LOS ANGELES – Chris Paul was running and dishing. Blake Griffin was jumping and slamming. Clipper Nation was screaming and believing.
The Spurs were just playing.
When the home team ran out to a brunch-time 40-16 lead and had the boys from San Antonio wearing huevos rancheros on their faces, some even began to wonder if head coach Gregg Popovich would pull his starters at halftime and save them for Part II of the back-to-back on Sunday.
If nothing else, it looked like the Clippers would finally earn a measure of respect in the series.
But that’s the problem. The Spurs make you earn everything. They don’t panic. They don’t roll over. They just keep coming.
Tim Duncan finally gets a couple of inside moves to roll in and then Tony Parker drops in a floater and Manu Ginobili slings in a 3-pointer from just outside Buenos Aires and that great sucking sound that came from inside the Staples Center was all of the life coming out of Clipper Nation. They had seen it all before, too many times, long before this season of rebirth and hope.
Before long Griffin was dragging his sore right knee around the floor and Paul was back to looking life a do-it-all All-Star point guard who couldn’t do any of the things he wanted to do.

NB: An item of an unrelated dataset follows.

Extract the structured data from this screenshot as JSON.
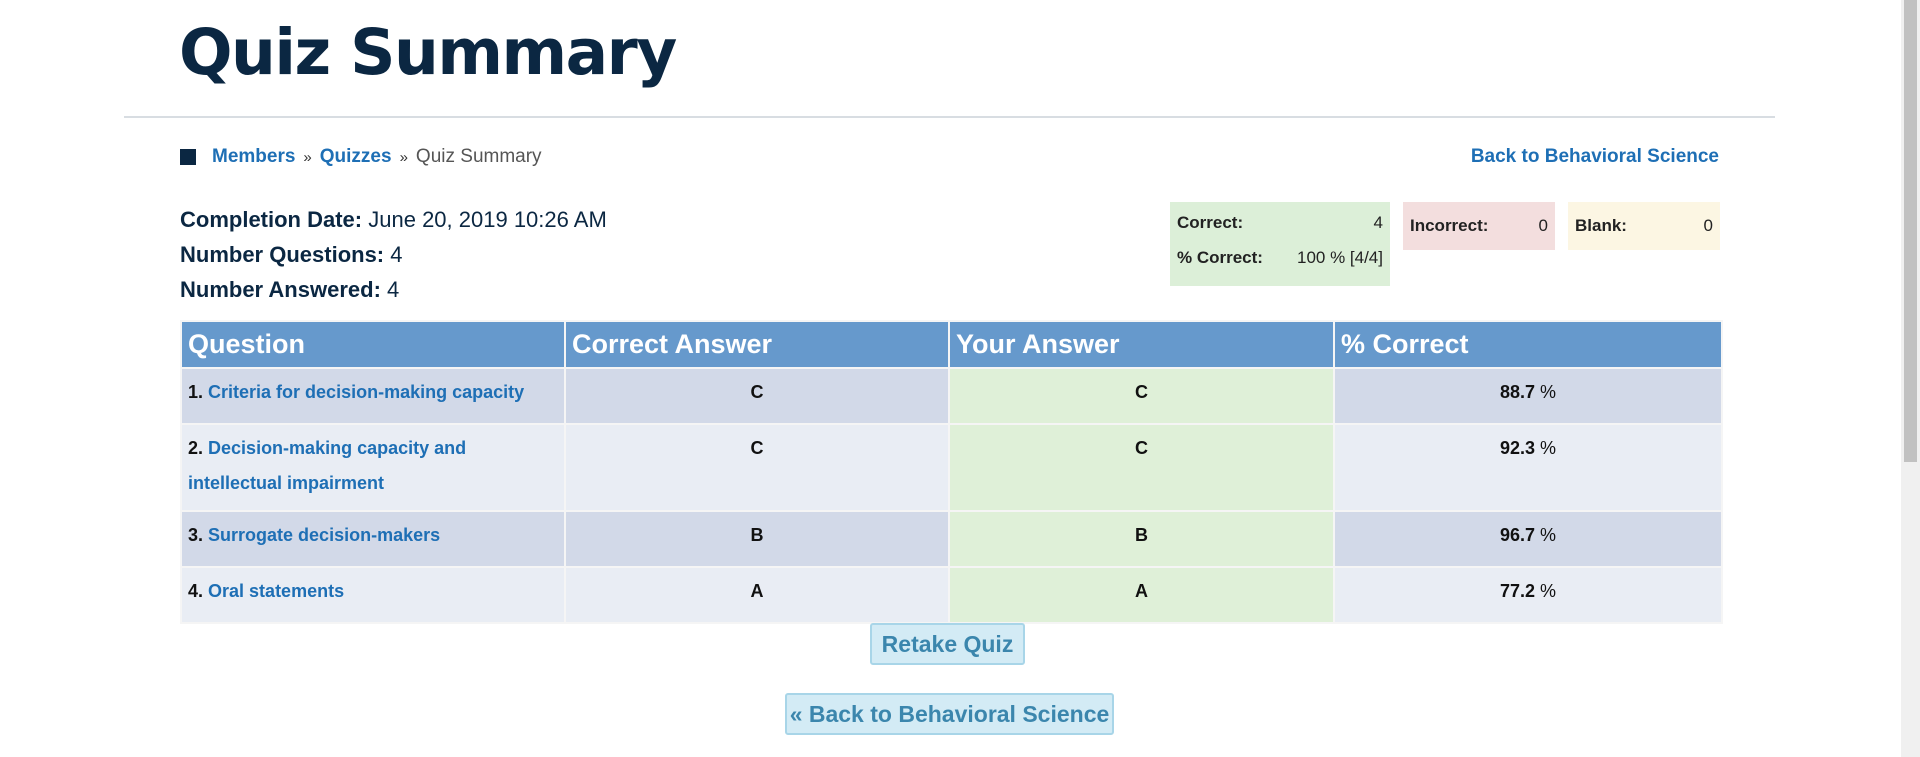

In the end it was 96-86 Spurs, who now have a 3-0 stranglehold lead in the series and must have the Clippers wondering why they have to come back and bang their hands against the wall on Sunday night.

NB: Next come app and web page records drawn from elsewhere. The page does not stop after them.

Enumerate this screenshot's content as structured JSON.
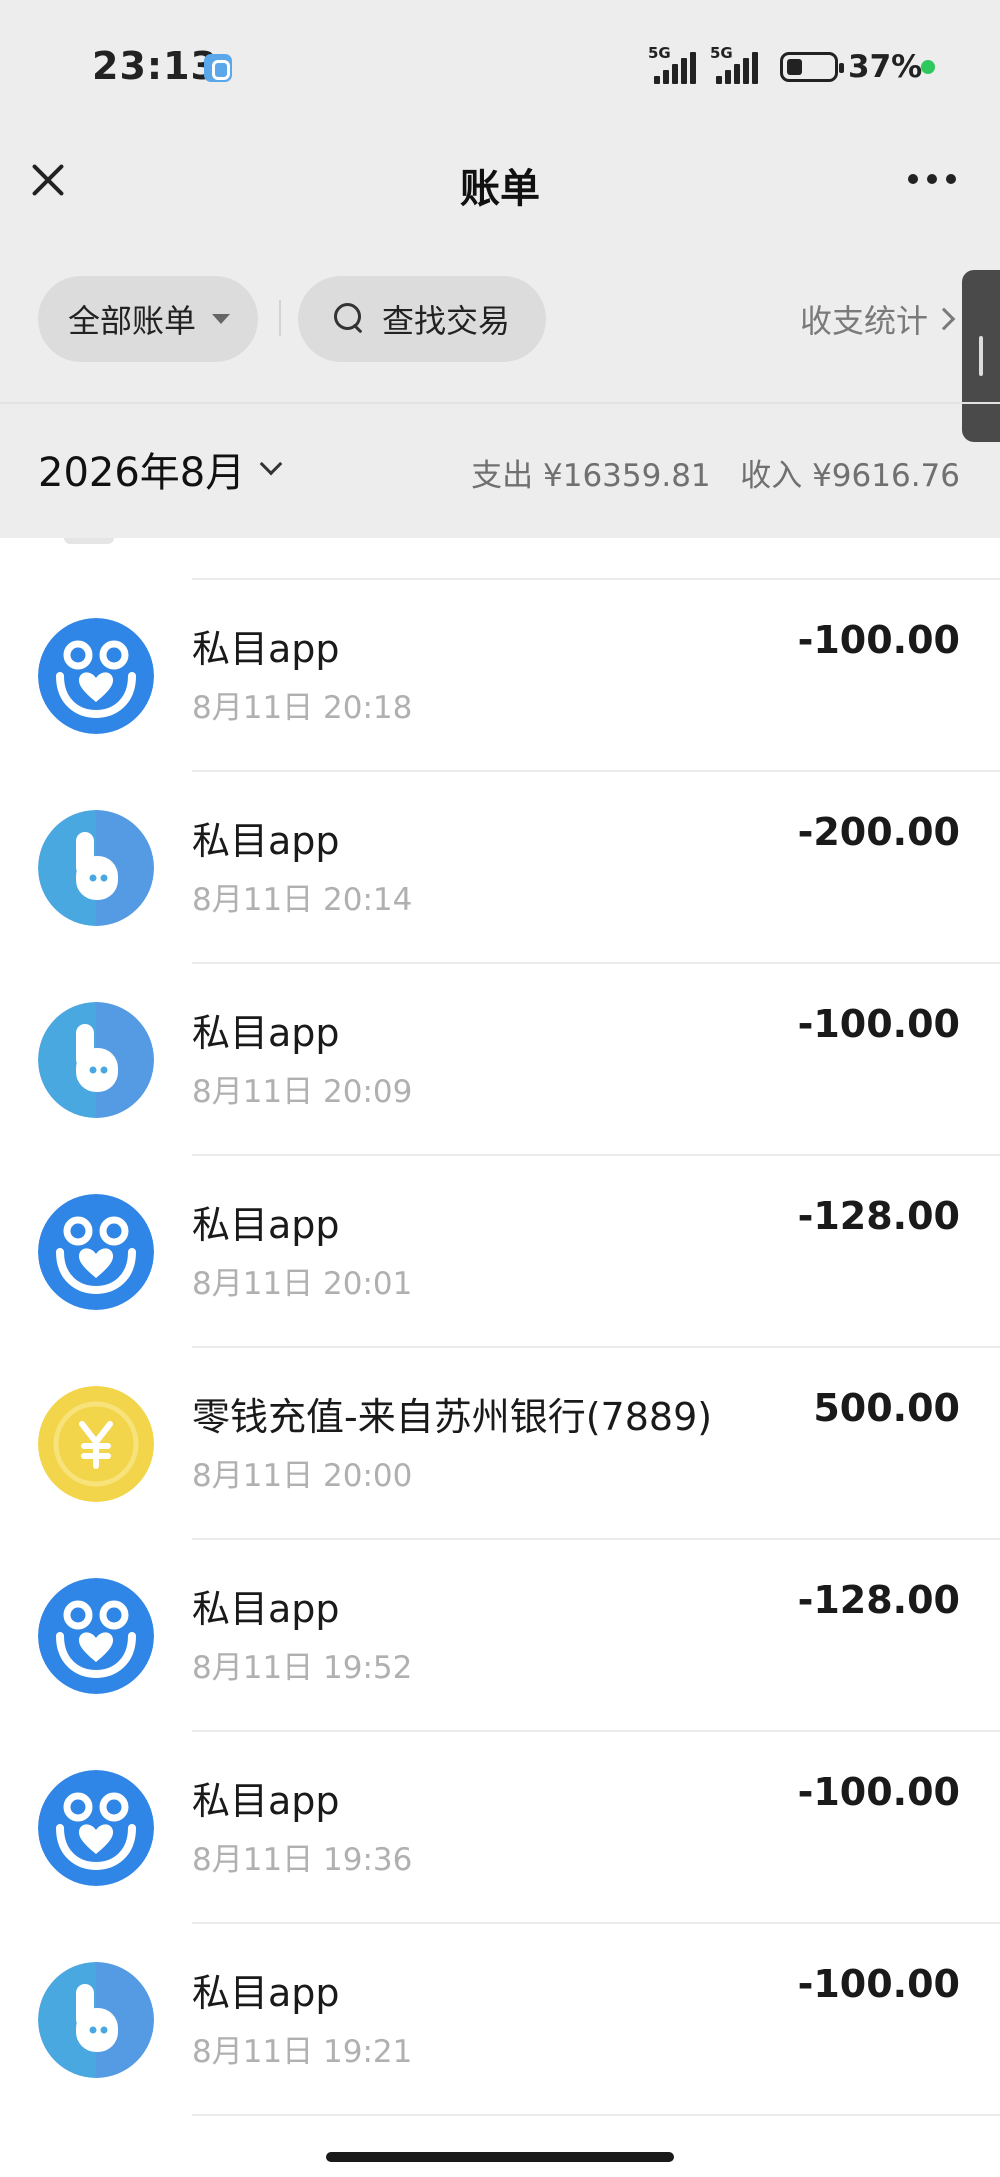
{
  "status_bar": {
    "time": "23:13",
    "net1": "5G",
    "net2": "5G",
    "battery": "37%"
  },
  "nav": {
    "title": "账单"
  },
  "filters": {
    "all_bills": "全部账单",
    "search": "查找交易",
    "stats": "收支统计"
  },
  "summary": {
    "month": "2026年8月",
    "expense": "支出 ¥16359.81",
    "income": "收入 ¥9616.76"
  },
  "colors": {
    "background_top": "#ededed",
    "blue_avatar": "#2f86e6",
    "teal_avatar": "#4aa8e0",
    "coin_yellow": "#f2d54a"
  },
  "transactions": [
    {
      "icon": "heart-hands-icon",
      "title": "私目app",
      "time": "8月11日 20:18",
      "amount": "-100.00"
    },
    {
      "icon": "b-logo-icon",
      "title": "私目app",
      "time": "8月11日 20:14",
      "amount": "-200.00"
    },
    {
      "icon": "b-logo-icon",
      "title": "私目app",
      "time": "8月11日 20:09",
      "amount": "-100.00"
    },
    {
      "icon": "heart-hands-icon",
      "title": "私目app",
      "time": "8月11日 20:01",
      "amount": "-128.00"
    },
    {
      "icon": "yen-coin-icon",
      "title": "零钱充值-来自苏州银行(7889)",
      "time": "8月11日 20:00",
      "amount": "500.00"
    },
    {
      "icon": "heart-hands-icon",
      "title": "私目app",
      "time": "8月11日 19:52",
      "amount": "-128.00"
    },
    {
      "icon": "heart-hands-icon",
      "title": "私目app",
      "time": "8月11日 19:36",
      "amount": "-100.00"
    },
    {
      "icon": "b-logo-icon",
      "title": "私目app",
      "time": "8月11日 19:21",
      "amount": "-100.00"
    }
  ]
}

It was nice while it lasted in Clipper Nation.
The Spurs just last longer.